California isn’t yet finished hiking the minimum wage from the last bill that increased it to $15 an hour starting in 2023 for all businesses, and now comes another proposal to move it to $18. Imagine the response from companies struggling to keep up with current payrolls when they hear about the plan. They’ll be ordering robot catalogs.
Should the Living Wage Act of 2022 garner enough signatures, it will appear on the ballot next November. If it gains voter approval, the state minimum wage will eventually reach at least $18 an hour for all businesses by 2026, and possibly as much as $20 an hour through cost-of-living adjustments. The incremental increases would begin in 2023, giving businesses no break in handing out mandatory yearly wage boosts.
To get an idea of how climbing wage floors impact everyday life, keep an eye on those fast-food receipts. Turns out they’re a reliable indicator of price trends.
“Our data imply that McDonald’s restaurants pass through the higher costs of minimum wage increases in the form of higher prices of the Big Mac sandwich,” say the authors of an independent research paper published earlier this year. “The pay levels in McDonald’s restaurants, the largest U.S. franchise chain, are powerfully affected by minimum wage legislation.”
Few Alternatives to Price Hikes
It’s not just the Big Mac or the Quarter Pounder that will cost more under an ever-increasing minimum wage. So will a Whopper, a meatball marinara sandwich from Subway and a loaf of bread and a gallon of milk. Any product that has to pass through a supply chain in which minimum-wage workers are employed is in line for a price hike.
Of course businesses that are required by law to pay employees wages higher than the market rate have choices. They don’t have to pass along their additional payroll costs to customers in the form of higher prices. Nevertheless, the extra costs have to be absorbed somewhere. In many cases, cutting staff or putting off planned hires are the only options available.
Businesses could, as well, choose to employ non-human “workers.” Several California supermarkets, for instance, are testing machines to replace the flesh-and-blood mortals who monitor inventory.

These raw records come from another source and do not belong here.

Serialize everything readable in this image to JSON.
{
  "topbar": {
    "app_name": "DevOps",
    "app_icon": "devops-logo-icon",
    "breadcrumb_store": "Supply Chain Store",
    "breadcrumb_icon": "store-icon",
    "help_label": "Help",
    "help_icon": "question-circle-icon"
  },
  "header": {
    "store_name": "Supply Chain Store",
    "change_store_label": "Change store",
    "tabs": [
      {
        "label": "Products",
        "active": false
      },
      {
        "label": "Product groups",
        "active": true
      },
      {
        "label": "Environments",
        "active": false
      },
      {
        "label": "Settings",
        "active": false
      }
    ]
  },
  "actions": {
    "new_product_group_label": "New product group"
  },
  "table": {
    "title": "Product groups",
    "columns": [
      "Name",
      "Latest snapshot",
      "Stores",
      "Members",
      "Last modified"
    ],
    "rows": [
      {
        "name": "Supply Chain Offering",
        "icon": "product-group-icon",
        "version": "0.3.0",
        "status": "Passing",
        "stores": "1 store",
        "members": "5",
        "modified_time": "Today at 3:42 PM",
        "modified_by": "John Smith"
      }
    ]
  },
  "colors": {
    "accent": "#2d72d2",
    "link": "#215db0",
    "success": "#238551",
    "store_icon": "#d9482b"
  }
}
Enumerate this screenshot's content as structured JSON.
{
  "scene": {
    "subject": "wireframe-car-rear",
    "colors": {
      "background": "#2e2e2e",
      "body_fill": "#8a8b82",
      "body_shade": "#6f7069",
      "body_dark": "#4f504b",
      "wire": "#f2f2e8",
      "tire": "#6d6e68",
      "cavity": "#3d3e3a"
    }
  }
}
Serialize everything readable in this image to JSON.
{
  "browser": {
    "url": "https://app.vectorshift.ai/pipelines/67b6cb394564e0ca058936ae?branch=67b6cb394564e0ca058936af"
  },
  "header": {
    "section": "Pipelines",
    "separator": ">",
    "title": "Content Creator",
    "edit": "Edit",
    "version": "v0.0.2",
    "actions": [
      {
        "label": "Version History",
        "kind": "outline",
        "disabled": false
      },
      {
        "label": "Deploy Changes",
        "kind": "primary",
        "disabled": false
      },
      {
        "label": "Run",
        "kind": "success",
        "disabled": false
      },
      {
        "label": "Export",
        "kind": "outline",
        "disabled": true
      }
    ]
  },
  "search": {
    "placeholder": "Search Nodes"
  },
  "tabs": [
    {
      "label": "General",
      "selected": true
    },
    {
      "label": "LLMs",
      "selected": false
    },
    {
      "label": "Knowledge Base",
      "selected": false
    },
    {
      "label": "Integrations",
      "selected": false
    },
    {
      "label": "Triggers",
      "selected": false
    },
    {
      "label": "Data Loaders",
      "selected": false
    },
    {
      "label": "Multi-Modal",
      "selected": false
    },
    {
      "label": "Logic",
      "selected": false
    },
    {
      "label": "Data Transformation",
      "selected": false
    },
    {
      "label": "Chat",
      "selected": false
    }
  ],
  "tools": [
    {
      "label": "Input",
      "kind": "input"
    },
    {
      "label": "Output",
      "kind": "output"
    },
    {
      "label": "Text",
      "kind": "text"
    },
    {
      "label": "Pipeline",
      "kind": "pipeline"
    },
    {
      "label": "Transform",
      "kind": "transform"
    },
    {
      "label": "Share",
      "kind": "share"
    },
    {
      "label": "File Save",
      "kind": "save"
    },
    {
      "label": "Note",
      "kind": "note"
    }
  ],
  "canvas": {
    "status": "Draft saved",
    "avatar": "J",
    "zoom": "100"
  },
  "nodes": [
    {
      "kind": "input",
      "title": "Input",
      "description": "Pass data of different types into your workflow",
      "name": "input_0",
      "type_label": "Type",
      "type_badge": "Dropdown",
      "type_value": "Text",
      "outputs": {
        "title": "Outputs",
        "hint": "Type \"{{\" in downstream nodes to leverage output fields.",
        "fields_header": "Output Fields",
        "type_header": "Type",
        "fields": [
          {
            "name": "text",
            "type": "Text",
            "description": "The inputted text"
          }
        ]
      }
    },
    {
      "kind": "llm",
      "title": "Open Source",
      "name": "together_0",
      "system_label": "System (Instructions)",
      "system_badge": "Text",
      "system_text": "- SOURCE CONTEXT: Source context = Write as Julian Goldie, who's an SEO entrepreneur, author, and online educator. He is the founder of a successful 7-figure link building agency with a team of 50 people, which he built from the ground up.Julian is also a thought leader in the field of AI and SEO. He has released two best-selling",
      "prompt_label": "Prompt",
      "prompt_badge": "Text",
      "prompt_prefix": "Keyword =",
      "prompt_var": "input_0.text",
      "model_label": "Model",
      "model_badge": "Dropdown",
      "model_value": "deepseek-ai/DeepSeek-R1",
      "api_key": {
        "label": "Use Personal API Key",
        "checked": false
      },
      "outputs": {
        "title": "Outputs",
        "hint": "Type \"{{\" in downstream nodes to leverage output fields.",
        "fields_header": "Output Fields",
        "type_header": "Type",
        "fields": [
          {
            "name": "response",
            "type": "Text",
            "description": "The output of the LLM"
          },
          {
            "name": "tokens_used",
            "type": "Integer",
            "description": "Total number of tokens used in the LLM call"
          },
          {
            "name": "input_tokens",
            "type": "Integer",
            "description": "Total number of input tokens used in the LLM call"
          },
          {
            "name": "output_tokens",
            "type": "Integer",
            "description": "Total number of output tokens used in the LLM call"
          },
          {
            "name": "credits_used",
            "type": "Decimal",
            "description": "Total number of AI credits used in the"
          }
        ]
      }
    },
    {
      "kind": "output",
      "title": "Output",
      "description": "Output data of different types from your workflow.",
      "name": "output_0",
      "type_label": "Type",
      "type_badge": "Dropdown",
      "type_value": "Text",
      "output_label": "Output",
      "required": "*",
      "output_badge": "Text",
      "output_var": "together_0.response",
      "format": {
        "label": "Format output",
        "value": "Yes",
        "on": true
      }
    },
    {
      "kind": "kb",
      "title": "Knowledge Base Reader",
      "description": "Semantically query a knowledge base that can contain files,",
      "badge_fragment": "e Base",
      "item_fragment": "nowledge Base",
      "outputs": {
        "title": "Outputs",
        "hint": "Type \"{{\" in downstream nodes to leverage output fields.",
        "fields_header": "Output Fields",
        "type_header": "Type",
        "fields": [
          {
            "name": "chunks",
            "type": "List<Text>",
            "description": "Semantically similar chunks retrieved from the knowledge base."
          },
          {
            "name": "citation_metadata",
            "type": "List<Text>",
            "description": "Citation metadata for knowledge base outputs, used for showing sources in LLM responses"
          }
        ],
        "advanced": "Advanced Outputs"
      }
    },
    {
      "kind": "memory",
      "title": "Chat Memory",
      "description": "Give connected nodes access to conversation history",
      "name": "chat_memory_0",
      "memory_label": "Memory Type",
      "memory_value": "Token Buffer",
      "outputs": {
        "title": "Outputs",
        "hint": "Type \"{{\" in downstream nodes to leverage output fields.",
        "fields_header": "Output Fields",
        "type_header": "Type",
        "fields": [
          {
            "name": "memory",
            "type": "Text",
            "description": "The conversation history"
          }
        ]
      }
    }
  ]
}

Brad Bogolea, chief executive of Simbe, the company that makes the scanning robots, says the minimum wage in this state “is going to turn many of these grocers over their heads.” The fast-food industry is already further up the labor-saving road, using robots to flip hamburgers, cook French fries, and bake pizza. Touch-screen kiosks for placing orders are not uncommon in restaurants.
Unsustainable Costs for Small Businesses
Yes, small-business owners could choose to live with lower profits. But a decline in revenues of as little as $9,000 a year – a figure an average small company could expect to lose due to higher wages – “is unsustainable for many small businesses,” says Pacific Research Institute Senior Fellow Wayne Winegarden. “Consequently, without making some type of change, the minimum wage increase could drive many small businesses into bankruptcy. Rising bankruptcies and declining profitability worsens the incentives for entrepreneurship, a major driver of the economy and productivity.”
According to the Los Angeles Times, the “main reason” initiative proponent Joseph Sanberg and others “are advocating for an $18 an hour minimum wage” is this state’s extreme cost of living, which is perpetually one of the five highest in the country. Apparently they didn’t stop for even a moment to consider that increasing wages by law could drive that cost of living even higher. As economists have demonstrated, higher wages typically result in price increases. Economists call the process “wage push inflation.”
Minimum Wage Hikes Not Worker-Friendly
California’s high cost of living won’t be eased by higher wages but by reforms and repeals that roll back the policies that have made this state such a painfully expensive place to live in. Steep housing costs, expensive energy, and punitive taxes are all caused by public policies that need to be reconsidered. Taxes and unaffordable housing costs alone produce a nearly 20% net income deficit when compared to other states.
Despite incessant claims that higher pay forced by government directives is exactly what wage earners need, the truth is the opposite: Minimum-wage hikes are simply not worker-friendly. They cost jobs, erase employment opportunities, and force prices higher. Constantly raising the wage floor will do nothing but make California more unlivable than it has become in the last two decades.
About the Author
Kerry Jackson is a fellow with the Center for California Reform at the Pacific Research Institute.